First Time International College Students’ Level of Anxiety in Relationship to Awareness of Their Learning-Style Preferences

Authors

  • Arlene Shorter Young Centenary College, United States

DOI:

https://doi.org/10.32674/jis.v1i2.552

Abstract

Given the receptivity of American colleges to international students, administrators and professors must recognize the diversity such registrants bring to campus in the form of achievement, age, gender, language, and national differences. The purpose of this study was to compare learning style preferences of international first year college students and to analyze the effects of accommodating learning-style preferences of first year international college students on achievement and anxiety levels over one semester. This paper focused on the identification of learning style profiles of first time visiting Japanese, Korean, and Chinese college student populations. It assessed anxiety and acculturation levels of these international students when they were first introduced to the American educational system which incorporated teacher facilitation and promoted student directed studies. Finally, student learning styles were assessed after a six-week summer session to see if learning styles remained the same after students were introduced to the American educational system. 

Author Biography

Arlene Shorter Young, Centenary College, United States

Dr. Young received her Bachelor of Arts in English and Master of Arts in Education: Instructional Leadership from Centenary College, NJ (1996 & 1999). She received a Certification in English as a Second Language instruction from Fairleigh Dickenson University, NJ in 1998. Dr. Young received her Doctor of Education Degree from Indiana University of Pennsylvania.

Downloads

Published

2011-07-01

How to Cite
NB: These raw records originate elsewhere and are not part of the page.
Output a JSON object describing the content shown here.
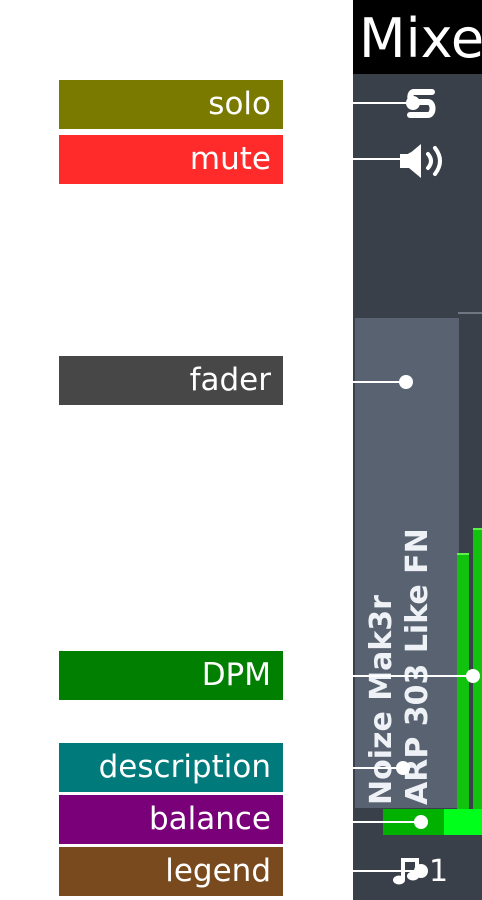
{
  "callouts": {
    "solo": "solo",
    "mute": "mute",
    "fader": "fader",
    "dpm": "DPM",
    "description": "description",
    "balance": "balance",
    "legend": "legend"
  },
  "mixer": {
    "title": "Mixer",
    "description_lines": [
      "Noize Mak3r",
      "ARP 303 Like FN"
    ],
    "legend_icon": "music-note-icon",
    "legend_text": "1",
    "dpm": {
      "left_level": 0.55,
      "right_level": 0.6
    },
    "balance": 0.62
  },
  "colors": {
    "solo_label": "#7a7a00",
    "mute_label": "#ff2a2a",
    "fader_label": "#474747",
    "dpm_label": "#007f00",
    "description_label": "#007a7a",
    "balance_label": "#7a007a",
    "legend_label": "#7a4a1f",
    "mixer_bg": "#3a404a",
    "dpm_bar": "#11c20f",
    "balance_track": "#00b100",
    "balance_fill": "#00ff1b"
  }
}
Young, A. S. (2011). First Time International College Students’ Level of Anxiety in Relationship to Awareness of Their Learning-Style Preferences. Journal of International Students, 1(2), 43–49. https://doi.org/10.32674/jis.v1i2.552

Issue

Section

Research Articles